Not surprisingly, the travellers are very keen.
Some have begged her to sell, or better still, offer her land in lots, so they could all have a bit.
But she says she’d be prepared to give it away, if necessary, just to stick the boot in.
It is easy to see why it is so desirable. Kirtling is a lovely place and Linda’s stud is a gorgeous spot and, according to her, worth £350,000 even without planning permission.
She has apparently spent £80,000 renovating the land, putting in a new drive, fencing, a lunge ring (for training horses) and updating the workshops and stables.
Ms Watson said noone in the Cambridgeshire village (pictured) has supported her plan
The latter, now home to just two horses — are immaculate, adorned with hanging baskets and painted in shiny black and a classy Farrow & Ball type green.
‘It’s beautiful. Absolutely beautiful,’ she says. ‘It’s my pride and joy. And so peaceful.
‘All you can hear is the clop, clop, clop of hooves and the cockerels crowing.’
Not for long, though . . . It is also easy to see why the villagers are so nervous. Self-employed nail technician and local mother of two daughters Fleur Harker says: ‘It’s just so sad that she’s taking a spat with her direct neighbours out on the whole village.
‘We are a quiet village and I’ve worked hard to live in such a safe environment to raise my daughters in.
‘I have no problem with travellers but this situation could have been solved in a different way.’
And while Linda defends travellers, insisting ‘some of them dress better and speak better than half of normal people — I’d go out for dinner with some of my traveller friends’, her fellow villagers are less sure.
‘Obviously there are different types of travellers,’ says one.
Mrs Watson was so annoyed by the planning dispute she said she’d emigrate
‘Some are fine, but she has made it clear she wants the nastiest, most disruptive travellers on her land to ruin the village for the rest of us.’

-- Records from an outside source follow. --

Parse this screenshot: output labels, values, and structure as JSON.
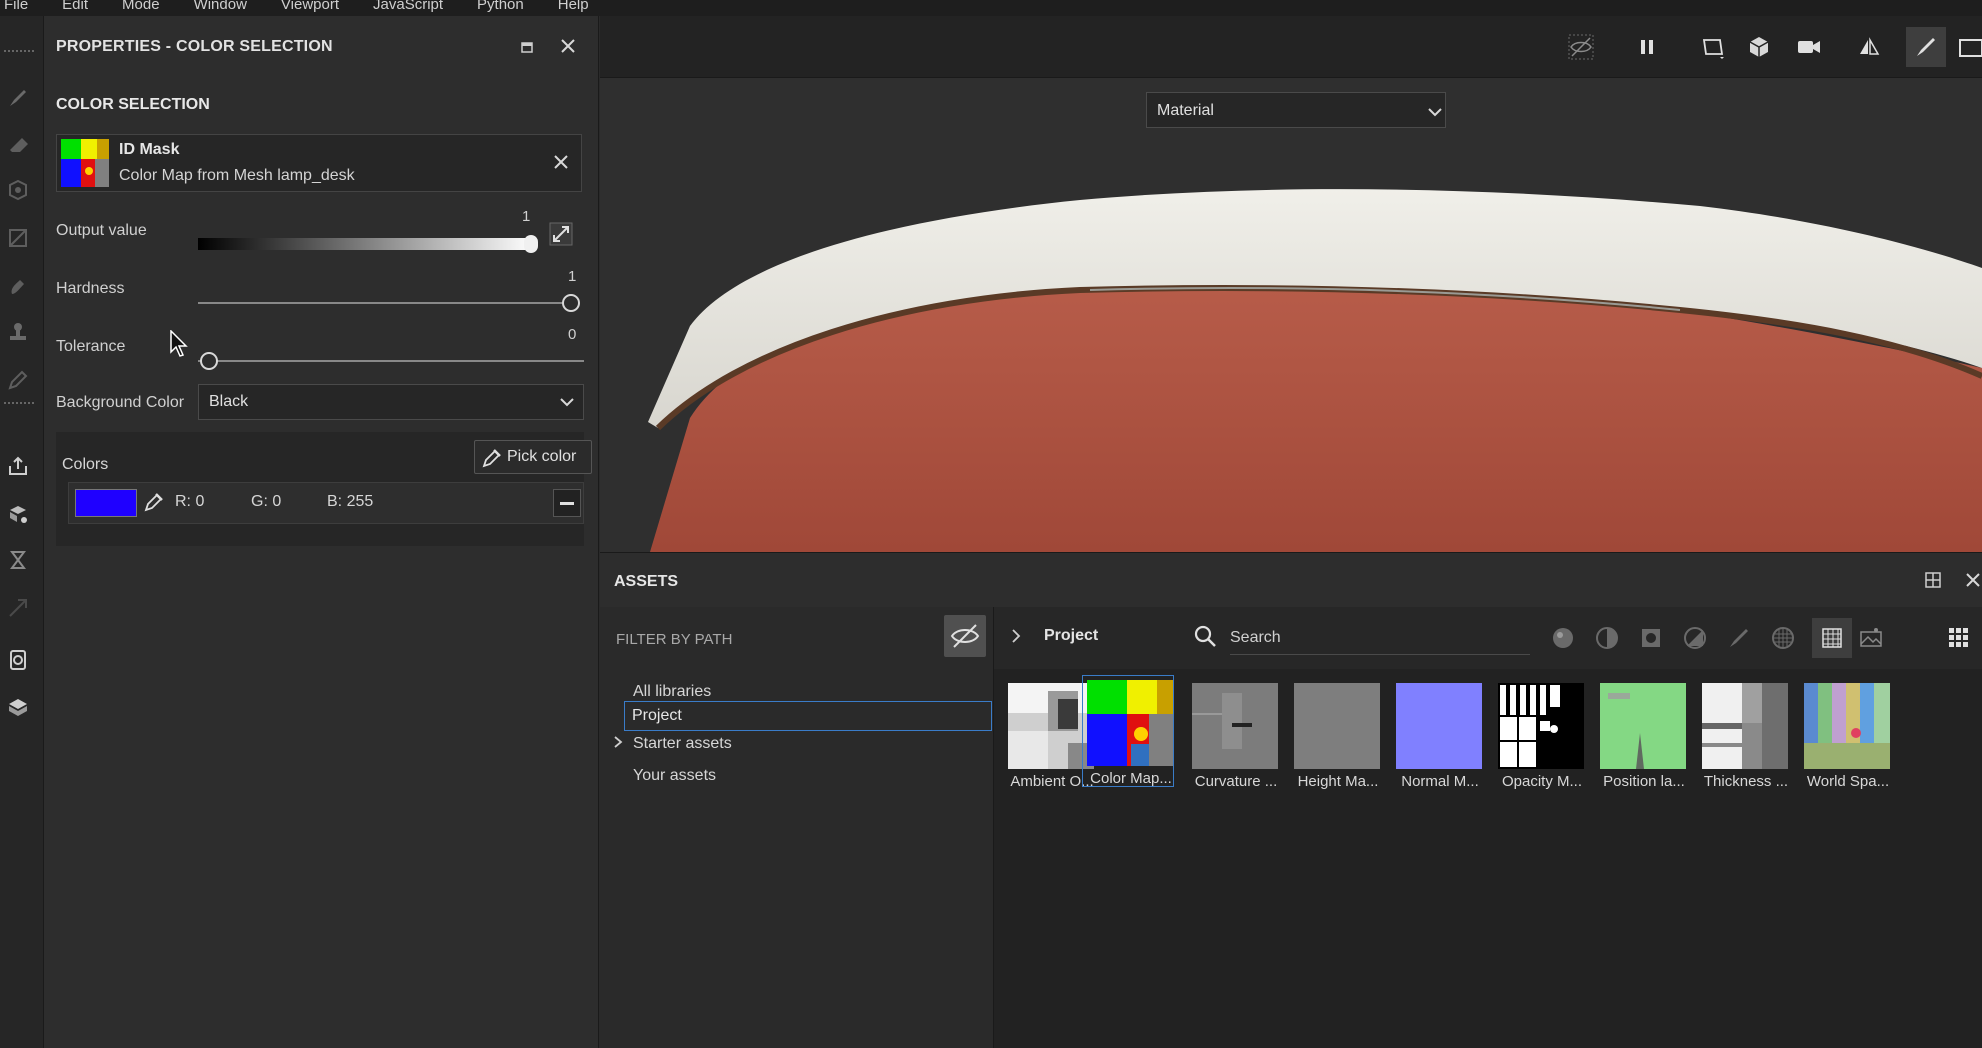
{
  "menu": [
    "File",
    "Edit",
    "Mode",
    "Window",
    "Viewport",
    "JavaScript",
    "Python",
    "Help"
  ],
  "properties": {
    "title": "PROPERTIES - COLOR SELECTION",
    "section": "COLOR SELECTION",
    "id_mask": {
      "name": "ID Mask",
      "description": "Color Map from Mesh lamp_desk"
    },
    "output_value": {
      "label": "Output value",
      "value": "1",
      "fraction": 1.0
    },
    "hardness": {
      "label": "Hardness",
      "value": "1",
      "fraction": 1.0
    },
    "tolerance": {
      "label": "Tolerance",
      "value": "0",
      "fraction": 0.0
    },
    "background_color": {
      "label": "Background Color",
      "value": "Black"
    },
    "colors": {
      "label": "Colors",
      "pick_button": "Pick color",
      "entries": [
        {
          "r": "R: 0",
          "g": "G: 0",
          "b": "B: 255",
          "hex": "#0000ff"
        }
      ]
    }
  },
  "viewport": {
    "mode_select": "Material"
  },
  "assets": {
    "title": "ASSETS",
    "filter_label": "FILTER BY PATH",
    "tree": [
      "All libraries",
      "Project",
      "Starter assets",
      "Your assets"
    ],
    "selected_tree": "Project",
    "breadcrumb": "Project",
    "search_placeholder": "Search",
    "items": [
      {
        "name": "Ambient O...",
        "kind": "ao"
      },
      {
        "name": "Color Map...",
        "kind": "color",
        "selected": true
      },
      {
        "name": "Curvature ...",
        "kind": "curv"
      },
      {
        "name": "Height Ma...",
        "kind": "height"
      },
      {
        "name": "Normal M...",
        "kind": "normal"
      },
      {
        "name": "Opacity M...",
        "kind": "opacity"
      },
      {
        "name": "Position la...",
        "kind": "position"
      },
      {
        "name": "Thickness ...",
        "kind": "thickness"
      },
      {
        "name": "World Spa...",
        "kind": "world"
      }
    ]
  },
  "colors": {
    "accent": "#3a7cc8",
    "swatch": "#1f00ff"
  }
}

One man, who asked not to be named, said: ‘Our houses will be devalued — who will want to live here? The cost of security will skyrocket. There’s bound to be crime.’
This is, after all, a village where the last serious crimes were a stolen wallet and the resurgence of hare coursing.
Last night, one possible solution posted by Fleur the nail technician, in an online village forum was that Linda could sell the land to the village.
‘You get back your investment, the village has its own land for a play area, cricket ground and other amenities — or is that just wishful thinking,’ she wrote.
In a dispute as petty and stupid as this, I rather suspect that it is.
Lawyers last night warned that Linda could be left with a huge bill if the council takes action against any illegal activity.
Andrew Leakey, a land dispute expert at Stephensons Solicitors, said: ‘If she retains ownership of the land then she possibly remains [legally and financially] liable for what is done on it.’
Costs could include paying to evict the travellers and clear up the site afterwards.
The district council last night confirmed that it could take legal action.
Planning manager Rebecca Saunt said: ‘If a change of use application is not received and approved we would take the appropriate enforcement action.
‘We have an unauthorised encampment policy which we will enforce immediately if required.’